Rating: ★★★★★ (5/5)
Years after making herself a household name, Evelyn Hugo is ready, to tell the truth about her rise to fame and what she’s done, and lost, to get there. But she’s shaking the journalism community by plucking unknown Monique Grant to write her story. But Monique is listening as Evelyn begins her tale in the cutthroat world that was Old Hollywood and the stories of her seven husbands along the way.
I am starstruck, honestly. This book isn’t my usual go-to read, but after hearing everyone talking about this, I knew I couldn’t miss this out. And I’m glad I didn’t. Seven Husbands indeed one of the best books I’ve read this year. I wasn’t expecting much because I hadn’t heard much about this book apart from “read it now”. It was a compelling read about race, sexuality, misogyny and how you shouldn’t use your short time on earth being someone you’re not.
Evelyn recalls her life to unknown journalist Monique Grant, starting from her roots: losing her mother and marrying a man (husband number one) to leave her the dead end city and into Hollywood to make her name with the stars. Evelyn is unapologetic and cunning. She learns to play the game and uses everything she can to prove herself. She’s her own saviour in a world that wants nothing more to do with her. I was so in love with her story. The story explores her Cuban heritage and bisexuality. And it is phenomenal. The writing and pacing are impeccable and had my heart racing with every page. This book really surprised me. Rarely do books steal my heart so quickly and within the first chapter.
Monique, in my opinion, was sorely underutilised. It’s not her fault that Evelyn’s story was so overpowering that it literally takes all your attention but a second read through is needed to appreciate her again. She’s an unknown journalist requested to write the biography of Hollywood’s greatest star. And she has no clue as to why she’s chosen. There are breaks between Evelyn’s chapters where we follow Monique as she processes what she learns from Evelyn and later we learn the bombshell in how she connects to the story.
Overall, this was an incredibly well-written story and an utterly brilliant novel.

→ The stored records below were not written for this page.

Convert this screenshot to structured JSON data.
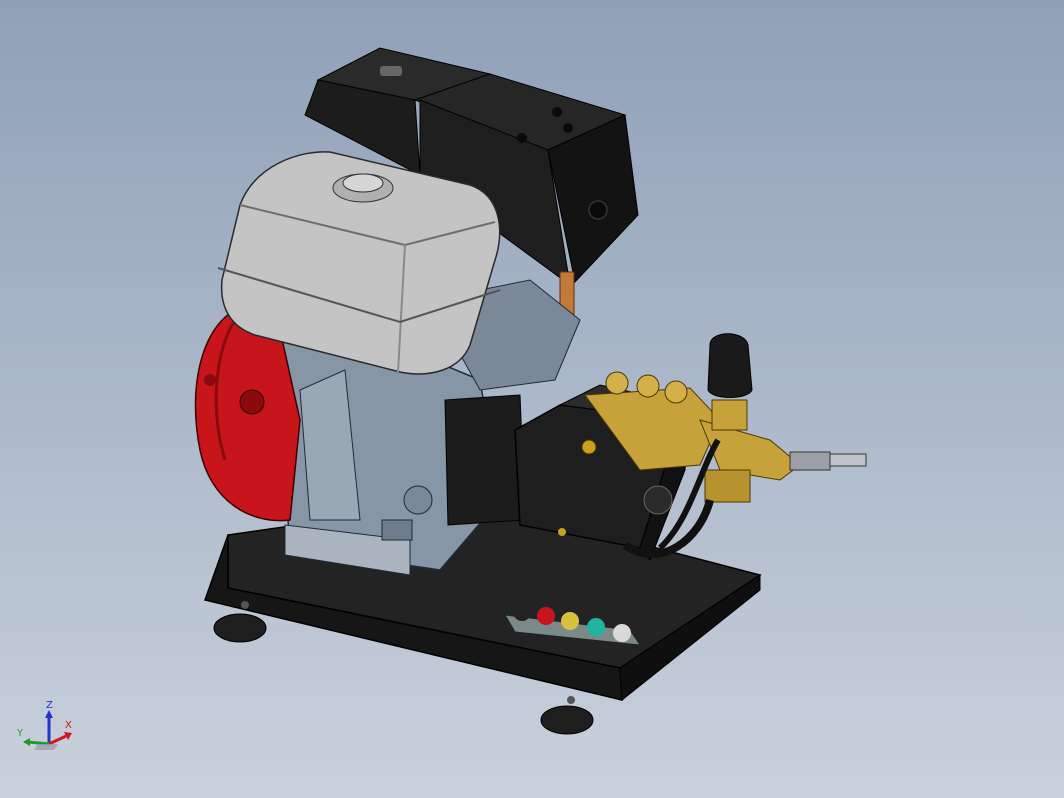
{
  "viewport": {
    "background_top": "#8fa0b8",
    "background_bottom": "#c9d1dc"
  },
  "model": {
    "parts": [
      "fuel-tank",
      "air-filter-housing",
      "recoil-starter",
      "engine-block",
      "pump-gearbox",
      "pump-manifold",
      "unloader-valve",
      "base-frame",
      "nozzle-tips"
    ],
    "colors": {
      "tank": "#c9c9c9",
      "engine": "#8796a6",
      "starter": "#c8151b",
      "black_parts": "#1b1b1b",
      "brass": "#c7a13a",
      "nozzle_colors": [
        "#222222",
        "#c8151b",
        "#d8c23a",
        "#1fb3a0",
        "#d9d9d9"
      ]
    }
  },
  "triad": {
    "z_label": "Z",
    "y_label": "Y",
    "x_label": "X",
    "z_color": "#2233cc",
    "y_color": "#1f9a2a",
    "x_color": "#d01a1a"
  }
}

Honestly, if you’re in need of a new read, make sure to pick this one up.
Content warning: the death of a loved one, mentions of suicide and miscarriage, unhealthy eating, abortion, domestic abuse, cheating, homophobia, biphobia, alcoholism. (If you’ve read this book and felt like I’ve missed something out, please, inform me.)